▶ [Problem]: Down to the final line, print the records below exactly and without pictures.

▶ [Given records]:

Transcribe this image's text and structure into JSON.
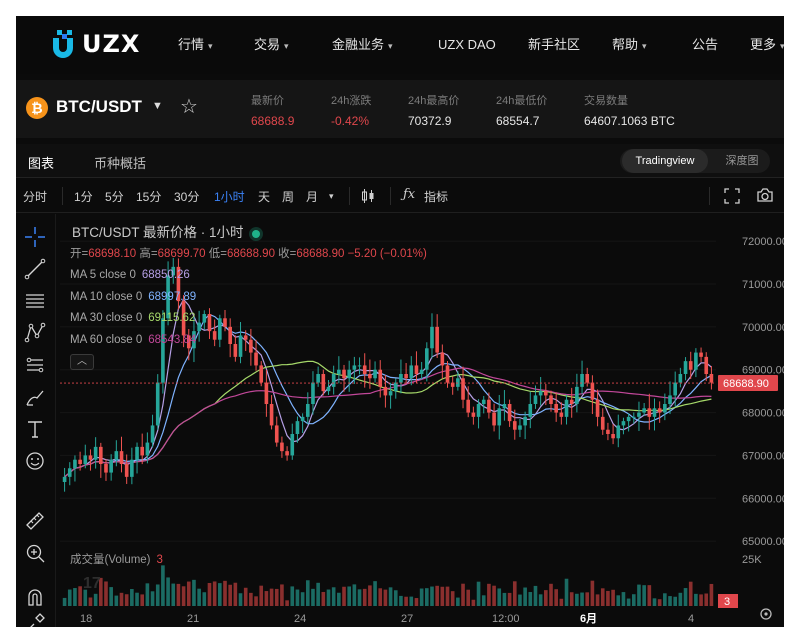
{
  "nav": {
    "logo": "UZX",
    "items": [
      {
        "label": "行情",
        "dropdown": true
      },
      {
        "label": "交易",
        "dropdown": true
      },
      {
        "label": "金融业务",
        "dropdown": true
      },
      {
        "label": "UZX DAO",
        "dropdown": false
      },
      {
        "label": "新手社区",
        "dropdown": false
      },
      {
        "label": "帮助",
        "dropdown": true
      },
      {
        "label": "公告",
        "dropdown": false
      },
      {
        "label": "更多",
        "dropdown": true
      }
    ]
  },
  "ticker": {
    "coin_icon": "bitcoin-icon",
    "pair": "BTC/USDT",
    "stats": [
      {
        "label": "最新价",
        "value": "68688.9",
        "color": "red"
      },
      {
        "label": "24h涨跌",
        "value": "-0.42%",
        "color": "red"
      },
      {
        "label": "24h最高价",
        "value": "70372.9",
        "color": "white"
      },
      {
        "label": "24h最低价",
        "value": "68554.7",
        "color": "white"
      },
      {
        "label": "交易数量",
        "value": "64607.1063 BTC",
        "color": "white"
      }
    ]
  },
  "tabs": {
    "chart": "图表",
    "overview": "币种概括",
    "views": [
      "Tradingview",
      "深度图"
    ],
    "active_view": "Tradingview"
  },
  "toolbar": {
    "intervals": [
      "分时",
      "1分",
      "5分",
      "15分",
      "30分",
      "1小时",
      "天",
      "周",
      "月"
    ],
    "active_interval": "1小时",
    "indicators_label": "指标"
  },
  "legend": {
    "title": "BTC/USDT 最新价格 · 1小时",
    "ohlc": {
      "o_label": "开=",
      "o": "68698.10",
      "h_label": "高=",
      "h": "68699.70",
      "l_label": "低=",
      "l": "68688.90",
      "c_label": "收=",
      "c": "68688.90",
      "change": "−5.20 (−0.01%)"
    },
    "ma": [
      {
        "label": "MA 5 close 0",
        "value": "68850.26",
        "color": "#b6a0e6"
      },
      {
        "label": "MA 10 close 0",
        "value": "68997.89",
        "color": "#7fb3ff"
      },
      {
        "label": "MA 30 close 0",
        "value": "69115.62",
        "color": "#a6d96a"
      },
      {
        "label": "MA 60 close 0",
        "value": "68543.84",
        "color": "#c2489a"
      }
    ],
    "volume_label": "成交量(Volume)",
    "volume_value": "3"
  },
  "axes": {
    "y_ticks": [
      "72000.00",
      "71000.00",
      "70000.00",
      "69000.00",
      "68000.00",
      "67000.00",
      "66000.00",
      "65000.00"
    ],
    "last_price_tag": "68688.90",
    "volume_ticks": [
      "25K"
    ],
    "volume_tag": "3",
    "x_ticks": [
      "18",
      "21",
      "24",
      "27",
      "12:00",
      "6月",
      "4"
    ]
  },
  "chart_data": {
    "type": "candlestick",
    "pair": "BTC/USDT",
    "interval": "1小时",
    "ylim": [
      64700,
      72400
    ],
    "last_price": 68688.9,
    "closes": [
      66500,
      66700,
      66900,
      66800,
      67000,
      66900,
      67200,
      66800,
      66600,
      66900,
      67100,
      66800,
      66500,
      66900,
      67200,
      67000,
      67300,
      67700,
      68700,
      70200,
      71200,
      71400,
      70600,
      69800,
      69500,
      69900,
      70100,
      70300,
      69900,
      69700,
      70200,
      70000,
      69600,
      69300,
      69800,
      69700,
      69400,
      69100,
      68700,
      68200,
      67700,
      67300,
      67100,
      67000,
      67500,
      67800,
      67900,
      68200,
      68700,
      68900,
      68500,
      68600,
      68900,
      69000,
      68800,
      69000,
      69100,
      69100,
      68900,
      68800,
      69000,
      68600,
      68400,
      68500,
      68700,
      68900,
      68800,
      69100,
      68900,
      69000,
      69500,
      70000,
      69400,
      69100,
      68700,
      68600,
      68800,
      68300,
      68000,
      67900,
      68200,
      68300,
      68000,
      67700,
      68100,
      68200,
      67800,
      67600,
      67700,
      67900,
      68200,
      68400,
      68500,
      68400,
      68200,
      68000,
      67900,
      68300,
      68200,
      68600,
      68900,
      68700,
      68300,
      67900,
      67600,
      67500,
      67400,
      67700,
      67800,
      67900,
      67900,
      68000,
      68100,
      67900,
      68100,
      68000,
      68200,
      68400,
      68700,
      68900,
      69200,
      69000,
      69400,
      69300,
      68900,
      68700
    ]
  }
}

▶ [Output below]:
Transcribe this image's text and structure into JSON.
{
  "nav": {
    "logo": "UZX",
    "items": [
      {
        "label": "行情",
        "dropdown": true
      },
      {
        "label": "交易",
        "dropdown": true
      },
      {
        "label": "金融业务",
        "dropdown": true
      },
      {
        "label": "UZX DAO",
        "dropdown": false
      },
      {
        "label": "新手社区",
        "dropdown": false
      },
      {
        "label": "帮助",
        "dropdown": true
      },
      {
        "label": "公告",
        "dropdown": false
      },
      {
        "label": "更多",
        "dropdown": true
      }
    ]
  },
  "ticker": {
    "coin_icon": "bitcoin-icon",
    "pair": "BTC/USDT",
    "stats": [
      {
        "label": "最新价",
        "value": "68688.9",
        "color": "red"
      },
      {
        "label": "24h涨跌",
        "value": "-0.42%",
        "color": "red"
      },
      {
        "label": "24h最高价",
        "value": "70372.9",
        "color": "white"
      },
      {
        "label": "24h最低价",
        "value": "68554.7",
        "color": "white"
      },
      {
        "label": "交易数量",
        "value": "64607.1063 BTC",
        "color": "white"
      }
    ]
  },
  "tabs": {
    "chart": "图表",
    "overview": "币种概括",
    "views": [
      "Tradingview",
      "深度图"
    ],
    "active_view": "Tradingview"
  },
  "toolbar": {
    "intervals": [
      "分时",
      "1分",
      "5分",
      "15分",
      "30分",
      "1小时",
      "天",
      "周",
      "月"
    ],
    "active_interval": "1小时",
    "indicators_label": "指标"
  },
  "legend": {
    "title": "BTC/USDT 最新价格 · 1小时",
    "ohlc": {
      "o_label": "开=",
      "o": "68698.10",
      "h_label": "高=",
      "h": "68699.70",
      "l_label": "低=",
      "l": "68688.90",
      "c_label": "收=",
      "c": "68688.90",
      "change": "−5.20 (−0.01%)"
    },
    "ma": [
      {
        "label": "MA 5 close 0",
        "value": "68850.26",
        "color": "#b6a0e6"
      },
      {
        "label": "MA 10 close 0",
        "value": "68997.89",
        "color": "#7fb3ff"
      },
      {
        "label": "MA 30 close 0",
        "value": "69115.62",
        "color": "#a6d96a"
      },
      {
        "label": "MA 60 close 0",
        "value": "68543.84",
        "color": "#c2489a"
      }
    ],
    "volume_label": "成交量(Volume)",
    "volume_value": "3"
  },
  "axes": {
    "y_ticks": [
      "72000.00",
      "71000.00",
      "70000.00",
      "69000.00",
      "68000.00",
      "67000.00",
      "66000.00",
      "65000.00"
    ],
    "last_price_tag": "68688.90",
    "volume_ticks": [
      "25K"
    ],
    "volume_tag": "3",
    "x_ticks": [
      "18",
      "21",
      "24",
      "27",
      "12:00",
      "6月",
      "4"
    ]
  },
  "chart_data": {
    "type": "candlestick",
    "pair": "BTC/USDT",
    "interval": "1小时",
    "ylim": [
      64700,
      72400
    ],
    "last_price": 68688.9,
    "closes": [
      66500,
      66700,
      66900,
      66800,
      67000,
      66900,
      67200,
      66800,
      66600,
      66900,
      67100,
      66800,
      66500,
      66900,
      67200,
      67000,
      67300,
      67700,
      68700,
      70200,
      71200,
      71400,
      70600,
      69800,
      69500,
      69900,
      70100,
      70300,
      69900,
      69700,
      70200,
      70000,
      69600,
      69300,
      69800,
      69700,
      69400,
      69100,
      68700,
      68200,
      67700,
      67300,
      67100,
      67000,
      67500,
      67800,
      67900,
      68200,
      68700,
      68900,
      68500,
      68600,
      68900,
      69000,
      68800,
      69000,
      69100,
      69100,
      68900,
      68800,
      69000,
      68600,
      68400,
      68500,
      68700,
      68900,
      68800,
      69100,
      68900,
      69000,
      69500,
      70000,
      69400,
      69100,
      68700,
      68600,
      68800,
      68300,
      68000,
      67900,
      68200,
      68300,
      68000,
      67700,
      68100,
      68200,
      67800,
      67600,
      67700,
      67900,
      68200,
      68400,
      68500,
      68400,
      68200,
      68000,
      67900,
      68300,
      68200,
      68600,
      68900,
      68700,
      68300,
      67900,
      67600,
      67500,
      67400,
      67700,
      67800,
      67900,
      67900,
      68000,
      68100,
      67900,
      68100,
      68000,
      68200,
      68400,
      68700,
      68900,
      69200,
      69000,
      69400,
      69300,
      68900,
      68700
    ]
  }
}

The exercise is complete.